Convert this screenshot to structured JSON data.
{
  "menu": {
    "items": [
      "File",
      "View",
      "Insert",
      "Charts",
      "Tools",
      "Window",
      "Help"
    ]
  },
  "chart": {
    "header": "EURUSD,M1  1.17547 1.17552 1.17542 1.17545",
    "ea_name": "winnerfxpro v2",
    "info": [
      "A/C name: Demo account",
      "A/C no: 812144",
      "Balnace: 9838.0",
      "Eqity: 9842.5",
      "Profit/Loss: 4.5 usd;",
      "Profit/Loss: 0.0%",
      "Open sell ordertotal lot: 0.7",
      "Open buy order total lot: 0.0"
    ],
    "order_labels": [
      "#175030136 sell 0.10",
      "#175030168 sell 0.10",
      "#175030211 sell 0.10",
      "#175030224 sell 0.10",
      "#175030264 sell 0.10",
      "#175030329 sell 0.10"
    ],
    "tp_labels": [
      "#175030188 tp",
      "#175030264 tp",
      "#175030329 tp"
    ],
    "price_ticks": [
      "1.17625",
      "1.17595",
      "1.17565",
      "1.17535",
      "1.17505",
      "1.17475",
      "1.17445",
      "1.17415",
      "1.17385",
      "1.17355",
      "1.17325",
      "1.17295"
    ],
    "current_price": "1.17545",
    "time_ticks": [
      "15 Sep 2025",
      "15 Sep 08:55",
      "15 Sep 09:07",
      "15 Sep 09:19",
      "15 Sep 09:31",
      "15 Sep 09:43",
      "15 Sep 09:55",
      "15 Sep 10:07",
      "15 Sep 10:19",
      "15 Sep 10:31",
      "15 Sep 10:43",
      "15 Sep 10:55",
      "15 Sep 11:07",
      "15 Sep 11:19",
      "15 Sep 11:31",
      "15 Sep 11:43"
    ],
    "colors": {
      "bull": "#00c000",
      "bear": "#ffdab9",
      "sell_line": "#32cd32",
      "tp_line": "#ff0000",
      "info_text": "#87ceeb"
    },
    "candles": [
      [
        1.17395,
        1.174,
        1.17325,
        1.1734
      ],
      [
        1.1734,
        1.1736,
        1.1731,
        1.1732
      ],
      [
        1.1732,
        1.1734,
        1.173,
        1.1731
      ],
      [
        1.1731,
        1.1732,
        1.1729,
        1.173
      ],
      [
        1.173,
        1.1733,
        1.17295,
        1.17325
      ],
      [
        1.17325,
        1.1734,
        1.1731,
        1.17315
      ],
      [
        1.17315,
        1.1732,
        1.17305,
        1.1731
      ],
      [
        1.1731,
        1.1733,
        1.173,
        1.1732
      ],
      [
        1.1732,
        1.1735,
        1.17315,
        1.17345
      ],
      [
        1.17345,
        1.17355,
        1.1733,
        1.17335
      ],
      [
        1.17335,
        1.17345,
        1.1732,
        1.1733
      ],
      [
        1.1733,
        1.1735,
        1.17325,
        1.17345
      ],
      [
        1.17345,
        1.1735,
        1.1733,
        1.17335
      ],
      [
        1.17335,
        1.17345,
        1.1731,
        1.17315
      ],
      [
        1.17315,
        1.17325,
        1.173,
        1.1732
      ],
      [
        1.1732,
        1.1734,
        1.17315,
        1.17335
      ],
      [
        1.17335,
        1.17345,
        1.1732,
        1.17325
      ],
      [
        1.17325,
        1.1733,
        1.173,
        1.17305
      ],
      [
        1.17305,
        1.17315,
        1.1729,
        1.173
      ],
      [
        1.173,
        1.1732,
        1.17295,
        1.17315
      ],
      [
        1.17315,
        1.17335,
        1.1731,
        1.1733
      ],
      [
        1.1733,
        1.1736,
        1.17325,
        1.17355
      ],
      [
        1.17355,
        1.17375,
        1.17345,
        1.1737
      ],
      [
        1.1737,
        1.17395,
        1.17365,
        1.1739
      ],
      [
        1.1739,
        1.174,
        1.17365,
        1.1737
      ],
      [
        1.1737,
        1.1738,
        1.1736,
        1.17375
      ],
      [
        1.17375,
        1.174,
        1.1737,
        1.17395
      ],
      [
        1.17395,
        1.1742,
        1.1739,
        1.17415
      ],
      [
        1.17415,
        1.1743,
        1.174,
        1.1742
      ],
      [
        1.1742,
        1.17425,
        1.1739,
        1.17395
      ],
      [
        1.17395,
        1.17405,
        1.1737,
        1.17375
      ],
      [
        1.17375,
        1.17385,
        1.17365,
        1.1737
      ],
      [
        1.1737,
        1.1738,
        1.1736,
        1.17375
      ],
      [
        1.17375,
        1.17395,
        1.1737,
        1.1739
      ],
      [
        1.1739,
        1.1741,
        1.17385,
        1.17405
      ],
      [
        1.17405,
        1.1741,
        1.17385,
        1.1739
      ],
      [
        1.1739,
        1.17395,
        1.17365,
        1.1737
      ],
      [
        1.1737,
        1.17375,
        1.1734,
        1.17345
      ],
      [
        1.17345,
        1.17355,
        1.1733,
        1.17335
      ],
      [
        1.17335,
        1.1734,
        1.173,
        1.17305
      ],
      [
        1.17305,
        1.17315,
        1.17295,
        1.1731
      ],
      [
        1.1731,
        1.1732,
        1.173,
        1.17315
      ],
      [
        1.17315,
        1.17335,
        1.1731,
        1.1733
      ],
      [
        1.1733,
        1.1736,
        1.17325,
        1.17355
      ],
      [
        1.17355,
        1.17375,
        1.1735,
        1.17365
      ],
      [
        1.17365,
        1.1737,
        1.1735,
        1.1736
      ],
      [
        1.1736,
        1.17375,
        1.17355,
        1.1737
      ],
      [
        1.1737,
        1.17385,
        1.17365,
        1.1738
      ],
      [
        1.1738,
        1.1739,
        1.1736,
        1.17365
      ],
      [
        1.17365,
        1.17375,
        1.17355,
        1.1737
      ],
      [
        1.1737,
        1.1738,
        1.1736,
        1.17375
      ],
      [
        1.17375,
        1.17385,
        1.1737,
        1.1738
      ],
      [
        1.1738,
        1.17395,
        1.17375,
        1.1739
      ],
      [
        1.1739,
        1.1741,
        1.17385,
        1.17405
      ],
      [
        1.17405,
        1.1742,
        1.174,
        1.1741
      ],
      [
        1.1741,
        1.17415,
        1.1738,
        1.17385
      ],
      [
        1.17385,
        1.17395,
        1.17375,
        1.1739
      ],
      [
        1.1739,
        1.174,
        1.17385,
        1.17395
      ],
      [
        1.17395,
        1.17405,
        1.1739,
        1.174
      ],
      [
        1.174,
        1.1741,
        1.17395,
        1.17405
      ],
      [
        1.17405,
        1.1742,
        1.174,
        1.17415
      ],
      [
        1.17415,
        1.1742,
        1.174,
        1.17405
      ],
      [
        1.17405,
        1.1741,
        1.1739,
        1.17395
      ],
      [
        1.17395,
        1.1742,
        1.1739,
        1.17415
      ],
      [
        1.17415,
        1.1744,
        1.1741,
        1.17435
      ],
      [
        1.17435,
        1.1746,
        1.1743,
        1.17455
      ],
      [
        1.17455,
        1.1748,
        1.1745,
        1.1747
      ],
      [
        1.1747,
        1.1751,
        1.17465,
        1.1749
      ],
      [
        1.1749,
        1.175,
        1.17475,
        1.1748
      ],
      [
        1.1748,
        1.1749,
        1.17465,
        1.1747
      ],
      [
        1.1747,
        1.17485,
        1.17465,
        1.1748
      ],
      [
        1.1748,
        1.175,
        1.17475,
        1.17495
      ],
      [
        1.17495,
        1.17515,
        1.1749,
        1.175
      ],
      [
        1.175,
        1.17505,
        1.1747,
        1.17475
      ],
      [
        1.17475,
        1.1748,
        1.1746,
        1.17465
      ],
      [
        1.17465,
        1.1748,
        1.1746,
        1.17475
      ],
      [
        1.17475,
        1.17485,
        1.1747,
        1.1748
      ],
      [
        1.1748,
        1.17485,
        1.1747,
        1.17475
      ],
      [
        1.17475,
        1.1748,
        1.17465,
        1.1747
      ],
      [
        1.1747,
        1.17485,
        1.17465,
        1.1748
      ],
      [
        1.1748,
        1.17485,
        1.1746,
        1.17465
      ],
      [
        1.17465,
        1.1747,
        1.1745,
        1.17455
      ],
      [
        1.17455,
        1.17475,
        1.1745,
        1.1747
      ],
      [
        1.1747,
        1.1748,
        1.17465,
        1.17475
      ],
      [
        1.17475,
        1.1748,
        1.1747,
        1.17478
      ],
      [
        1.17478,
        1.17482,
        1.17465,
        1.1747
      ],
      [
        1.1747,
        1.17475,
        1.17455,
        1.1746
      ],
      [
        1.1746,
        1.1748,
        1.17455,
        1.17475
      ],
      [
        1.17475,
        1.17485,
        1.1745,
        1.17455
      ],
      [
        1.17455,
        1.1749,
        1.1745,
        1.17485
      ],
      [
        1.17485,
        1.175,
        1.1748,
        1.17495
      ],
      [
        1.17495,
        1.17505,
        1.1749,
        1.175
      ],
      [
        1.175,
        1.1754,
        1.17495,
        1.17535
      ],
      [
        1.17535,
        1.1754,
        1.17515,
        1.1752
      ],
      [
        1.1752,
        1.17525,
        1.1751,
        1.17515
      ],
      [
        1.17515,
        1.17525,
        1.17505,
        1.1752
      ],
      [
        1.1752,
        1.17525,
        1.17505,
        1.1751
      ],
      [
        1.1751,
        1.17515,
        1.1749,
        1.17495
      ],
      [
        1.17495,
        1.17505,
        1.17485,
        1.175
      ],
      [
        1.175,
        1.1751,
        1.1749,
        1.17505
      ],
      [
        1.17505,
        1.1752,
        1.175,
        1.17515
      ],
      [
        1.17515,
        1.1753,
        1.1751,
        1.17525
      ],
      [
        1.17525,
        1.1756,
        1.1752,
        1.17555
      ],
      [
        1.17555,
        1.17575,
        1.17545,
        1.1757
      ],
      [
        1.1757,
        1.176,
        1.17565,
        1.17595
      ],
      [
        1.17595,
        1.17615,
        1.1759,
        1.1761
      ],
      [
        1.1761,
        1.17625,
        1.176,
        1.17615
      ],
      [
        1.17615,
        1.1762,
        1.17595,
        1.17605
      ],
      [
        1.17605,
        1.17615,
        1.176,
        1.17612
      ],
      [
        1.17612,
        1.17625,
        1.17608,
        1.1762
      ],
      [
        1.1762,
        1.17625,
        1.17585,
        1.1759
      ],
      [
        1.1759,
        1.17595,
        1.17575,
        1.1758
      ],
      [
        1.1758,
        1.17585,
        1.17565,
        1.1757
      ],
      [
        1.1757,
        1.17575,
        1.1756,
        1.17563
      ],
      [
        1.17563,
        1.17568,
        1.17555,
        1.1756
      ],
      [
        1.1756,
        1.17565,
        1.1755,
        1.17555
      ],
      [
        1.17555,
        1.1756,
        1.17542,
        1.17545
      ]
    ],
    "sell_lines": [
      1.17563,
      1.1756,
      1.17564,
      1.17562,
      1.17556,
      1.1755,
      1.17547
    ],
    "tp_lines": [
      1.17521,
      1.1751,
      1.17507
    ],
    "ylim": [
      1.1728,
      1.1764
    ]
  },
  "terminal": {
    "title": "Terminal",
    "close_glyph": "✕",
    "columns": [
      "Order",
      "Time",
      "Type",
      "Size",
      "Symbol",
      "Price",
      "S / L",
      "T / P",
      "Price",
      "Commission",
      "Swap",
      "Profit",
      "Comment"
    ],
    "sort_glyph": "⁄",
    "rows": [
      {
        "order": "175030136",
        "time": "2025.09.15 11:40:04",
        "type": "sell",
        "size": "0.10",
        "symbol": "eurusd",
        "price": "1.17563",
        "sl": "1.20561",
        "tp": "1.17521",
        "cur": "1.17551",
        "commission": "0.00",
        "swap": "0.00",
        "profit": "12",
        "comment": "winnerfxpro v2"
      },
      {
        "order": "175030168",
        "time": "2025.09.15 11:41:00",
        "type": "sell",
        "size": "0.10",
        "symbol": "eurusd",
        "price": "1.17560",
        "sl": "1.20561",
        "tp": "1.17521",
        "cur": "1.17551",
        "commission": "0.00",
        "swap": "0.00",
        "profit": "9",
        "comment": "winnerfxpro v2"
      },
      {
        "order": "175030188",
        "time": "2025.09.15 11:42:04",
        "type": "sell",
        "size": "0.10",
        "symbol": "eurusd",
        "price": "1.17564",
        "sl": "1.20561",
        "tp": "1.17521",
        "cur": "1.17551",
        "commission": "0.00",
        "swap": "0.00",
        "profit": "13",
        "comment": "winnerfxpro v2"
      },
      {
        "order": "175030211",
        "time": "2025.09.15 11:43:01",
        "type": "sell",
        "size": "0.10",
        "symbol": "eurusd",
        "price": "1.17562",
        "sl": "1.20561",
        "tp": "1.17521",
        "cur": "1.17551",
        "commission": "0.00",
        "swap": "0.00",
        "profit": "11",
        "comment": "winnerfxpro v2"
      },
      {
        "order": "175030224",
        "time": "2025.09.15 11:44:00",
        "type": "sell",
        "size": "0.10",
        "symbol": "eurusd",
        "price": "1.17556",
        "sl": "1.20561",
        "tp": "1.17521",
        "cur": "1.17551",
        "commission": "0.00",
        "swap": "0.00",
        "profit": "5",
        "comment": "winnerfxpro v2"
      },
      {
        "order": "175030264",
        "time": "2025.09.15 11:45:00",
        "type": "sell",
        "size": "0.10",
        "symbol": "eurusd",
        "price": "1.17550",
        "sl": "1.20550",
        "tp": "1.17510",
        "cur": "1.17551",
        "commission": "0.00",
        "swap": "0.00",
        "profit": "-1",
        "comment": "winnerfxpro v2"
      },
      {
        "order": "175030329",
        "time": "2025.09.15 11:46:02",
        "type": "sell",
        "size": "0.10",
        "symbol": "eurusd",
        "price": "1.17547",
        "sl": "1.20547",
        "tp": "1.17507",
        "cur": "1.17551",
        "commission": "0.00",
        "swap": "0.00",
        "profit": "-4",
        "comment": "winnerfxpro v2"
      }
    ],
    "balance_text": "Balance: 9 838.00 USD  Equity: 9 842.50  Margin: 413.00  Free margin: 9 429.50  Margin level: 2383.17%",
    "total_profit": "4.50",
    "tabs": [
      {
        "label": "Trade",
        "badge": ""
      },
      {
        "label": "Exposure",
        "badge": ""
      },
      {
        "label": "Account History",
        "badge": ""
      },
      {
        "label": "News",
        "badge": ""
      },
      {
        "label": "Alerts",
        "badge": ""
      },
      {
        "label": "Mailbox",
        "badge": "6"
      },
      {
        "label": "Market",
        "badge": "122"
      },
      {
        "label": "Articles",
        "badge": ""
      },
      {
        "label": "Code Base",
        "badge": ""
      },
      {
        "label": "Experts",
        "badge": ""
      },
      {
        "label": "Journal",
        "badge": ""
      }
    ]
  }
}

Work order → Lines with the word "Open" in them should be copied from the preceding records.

Answer space →
      "Open sell ordertotal lot: 0.7",
      "Open buy order total lot: 0.0"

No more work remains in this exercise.